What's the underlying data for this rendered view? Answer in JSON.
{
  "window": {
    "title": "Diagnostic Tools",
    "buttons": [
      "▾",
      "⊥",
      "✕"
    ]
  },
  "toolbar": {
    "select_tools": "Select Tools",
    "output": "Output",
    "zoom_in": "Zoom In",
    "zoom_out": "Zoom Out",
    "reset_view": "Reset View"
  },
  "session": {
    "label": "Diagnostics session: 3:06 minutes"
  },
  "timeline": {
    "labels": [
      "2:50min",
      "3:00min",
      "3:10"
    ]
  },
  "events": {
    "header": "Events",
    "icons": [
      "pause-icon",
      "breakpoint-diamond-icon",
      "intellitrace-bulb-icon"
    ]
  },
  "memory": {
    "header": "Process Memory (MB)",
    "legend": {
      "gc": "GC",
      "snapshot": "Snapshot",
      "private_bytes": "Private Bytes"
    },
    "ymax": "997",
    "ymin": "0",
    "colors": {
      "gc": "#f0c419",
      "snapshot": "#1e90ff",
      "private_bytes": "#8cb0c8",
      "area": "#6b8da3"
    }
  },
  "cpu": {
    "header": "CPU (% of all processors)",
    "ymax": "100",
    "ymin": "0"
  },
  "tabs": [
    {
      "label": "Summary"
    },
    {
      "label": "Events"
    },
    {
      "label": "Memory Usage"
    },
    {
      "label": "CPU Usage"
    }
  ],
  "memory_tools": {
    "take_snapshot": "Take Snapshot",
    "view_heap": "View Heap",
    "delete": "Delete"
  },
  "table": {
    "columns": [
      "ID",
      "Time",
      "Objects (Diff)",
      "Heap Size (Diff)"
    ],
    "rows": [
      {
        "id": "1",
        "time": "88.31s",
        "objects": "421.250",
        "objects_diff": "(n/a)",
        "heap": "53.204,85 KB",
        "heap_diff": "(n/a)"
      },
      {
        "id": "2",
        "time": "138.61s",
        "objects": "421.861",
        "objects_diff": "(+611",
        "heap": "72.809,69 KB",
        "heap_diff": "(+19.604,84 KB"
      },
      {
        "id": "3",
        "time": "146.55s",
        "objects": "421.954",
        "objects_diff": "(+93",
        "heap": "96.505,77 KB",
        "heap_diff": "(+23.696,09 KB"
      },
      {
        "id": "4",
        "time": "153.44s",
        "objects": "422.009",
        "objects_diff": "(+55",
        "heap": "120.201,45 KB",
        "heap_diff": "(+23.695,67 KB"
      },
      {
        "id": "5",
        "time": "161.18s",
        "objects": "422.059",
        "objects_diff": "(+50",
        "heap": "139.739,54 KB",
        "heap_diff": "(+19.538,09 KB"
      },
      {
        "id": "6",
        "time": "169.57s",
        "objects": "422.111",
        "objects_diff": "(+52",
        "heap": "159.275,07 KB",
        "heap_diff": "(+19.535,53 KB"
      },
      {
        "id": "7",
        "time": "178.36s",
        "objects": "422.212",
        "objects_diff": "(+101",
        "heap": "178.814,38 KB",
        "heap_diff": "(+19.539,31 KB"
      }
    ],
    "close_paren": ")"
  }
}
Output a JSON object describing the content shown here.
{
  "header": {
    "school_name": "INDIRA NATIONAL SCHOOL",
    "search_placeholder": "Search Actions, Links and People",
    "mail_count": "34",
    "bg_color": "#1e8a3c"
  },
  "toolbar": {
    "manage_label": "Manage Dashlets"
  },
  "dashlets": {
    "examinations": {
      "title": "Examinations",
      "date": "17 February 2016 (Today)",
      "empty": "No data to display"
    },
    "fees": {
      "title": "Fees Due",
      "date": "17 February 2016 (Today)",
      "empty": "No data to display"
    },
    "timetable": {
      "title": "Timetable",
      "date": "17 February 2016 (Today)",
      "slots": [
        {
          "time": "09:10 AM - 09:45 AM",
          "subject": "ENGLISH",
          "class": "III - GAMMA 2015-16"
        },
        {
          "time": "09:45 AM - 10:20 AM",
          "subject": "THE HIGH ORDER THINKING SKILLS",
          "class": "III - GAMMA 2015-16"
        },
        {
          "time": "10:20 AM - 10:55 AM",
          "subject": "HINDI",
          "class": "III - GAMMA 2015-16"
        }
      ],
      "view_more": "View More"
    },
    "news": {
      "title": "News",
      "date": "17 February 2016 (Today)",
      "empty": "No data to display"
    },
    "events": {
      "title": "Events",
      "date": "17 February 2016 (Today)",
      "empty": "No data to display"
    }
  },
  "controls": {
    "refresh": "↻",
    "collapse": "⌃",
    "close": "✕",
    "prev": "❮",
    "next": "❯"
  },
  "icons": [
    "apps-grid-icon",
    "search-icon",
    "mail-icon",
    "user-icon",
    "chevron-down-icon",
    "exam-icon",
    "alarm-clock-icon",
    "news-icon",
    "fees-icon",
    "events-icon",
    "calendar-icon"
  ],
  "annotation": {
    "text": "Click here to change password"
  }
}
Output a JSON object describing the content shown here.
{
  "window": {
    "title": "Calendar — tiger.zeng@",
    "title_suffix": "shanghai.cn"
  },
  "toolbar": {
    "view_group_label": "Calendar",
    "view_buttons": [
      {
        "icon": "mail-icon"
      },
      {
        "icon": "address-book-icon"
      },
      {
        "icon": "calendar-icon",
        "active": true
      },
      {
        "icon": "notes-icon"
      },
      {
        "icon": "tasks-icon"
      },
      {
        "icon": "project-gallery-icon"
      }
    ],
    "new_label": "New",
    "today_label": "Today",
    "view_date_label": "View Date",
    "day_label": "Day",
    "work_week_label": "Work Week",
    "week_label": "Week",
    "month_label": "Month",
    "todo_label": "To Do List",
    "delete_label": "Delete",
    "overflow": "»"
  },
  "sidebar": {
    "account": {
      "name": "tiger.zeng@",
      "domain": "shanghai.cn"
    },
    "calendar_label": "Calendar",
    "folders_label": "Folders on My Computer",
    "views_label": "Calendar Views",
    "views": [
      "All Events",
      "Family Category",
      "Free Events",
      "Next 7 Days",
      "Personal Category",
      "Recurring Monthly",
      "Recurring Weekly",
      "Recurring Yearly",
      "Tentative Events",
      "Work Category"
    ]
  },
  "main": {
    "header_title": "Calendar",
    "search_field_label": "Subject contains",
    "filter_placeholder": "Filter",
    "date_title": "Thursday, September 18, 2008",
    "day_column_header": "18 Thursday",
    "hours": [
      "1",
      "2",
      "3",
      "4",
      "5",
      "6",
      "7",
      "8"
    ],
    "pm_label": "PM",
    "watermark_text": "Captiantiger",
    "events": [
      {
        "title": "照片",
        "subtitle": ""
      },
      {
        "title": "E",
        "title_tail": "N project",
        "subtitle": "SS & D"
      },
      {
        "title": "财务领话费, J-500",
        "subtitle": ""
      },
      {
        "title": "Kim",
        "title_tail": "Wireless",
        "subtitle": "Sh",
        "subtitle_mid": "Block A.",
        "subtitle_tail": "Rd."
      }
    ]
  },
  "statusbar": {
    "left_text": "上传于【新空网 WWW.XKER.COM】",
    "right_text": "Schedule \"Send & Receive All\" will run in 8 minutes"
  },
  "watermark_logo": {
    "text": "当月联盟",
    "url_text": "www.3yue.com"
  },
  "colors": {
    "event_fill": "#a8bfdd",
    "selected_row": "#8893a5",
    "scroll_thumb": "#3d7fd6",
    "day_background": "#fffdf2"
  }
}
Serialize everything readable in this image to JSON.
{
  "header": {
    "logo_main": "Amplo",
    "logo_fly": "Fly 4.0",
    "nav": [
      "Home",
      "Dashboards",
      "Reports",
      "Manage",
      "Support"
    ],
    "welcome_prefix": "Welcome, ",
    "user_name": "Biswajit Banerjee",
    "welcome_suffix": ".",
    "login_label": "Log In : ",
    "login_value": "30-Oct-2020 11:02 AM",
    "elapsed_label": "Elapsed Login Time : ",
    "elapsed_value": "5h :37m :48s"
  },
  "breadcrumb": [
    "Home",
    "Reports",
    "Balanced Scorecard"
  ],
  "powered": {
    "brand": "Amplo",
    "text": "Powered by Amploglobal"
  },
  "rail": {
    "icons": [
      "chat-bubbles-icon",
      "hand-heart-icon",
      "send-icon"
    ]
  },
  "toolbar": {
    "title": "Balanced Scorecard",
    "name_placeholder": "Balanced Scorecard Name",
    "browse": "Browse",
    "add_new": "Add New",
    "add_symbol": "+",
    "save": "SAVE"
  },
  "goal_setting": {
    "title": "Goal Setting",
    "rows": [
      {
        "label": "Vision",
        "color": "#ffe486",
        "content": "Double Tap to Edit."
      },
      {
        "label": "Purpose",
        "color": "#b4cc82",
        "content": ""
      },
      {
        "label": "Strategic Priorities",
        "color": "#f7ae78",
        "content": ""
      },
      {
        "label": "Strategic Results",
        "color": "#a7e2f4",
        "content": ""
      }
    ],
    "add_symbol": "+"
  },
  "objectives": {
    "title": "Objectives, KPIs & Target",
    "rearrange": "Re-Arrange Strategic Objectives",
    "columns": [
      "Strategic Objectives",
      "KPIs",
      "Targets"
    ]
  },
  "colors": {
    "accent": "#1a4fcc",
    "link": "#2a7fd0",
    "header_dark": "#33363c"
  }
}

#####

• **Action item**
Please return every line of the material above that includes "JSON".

• **Answer box**
What's the underlying data for this rendered view? Answer in JSON.
Output a JSON object describing the content shown here.
Output a JSON object describing the content shown here.
Serialize everything readable in this image to JSON.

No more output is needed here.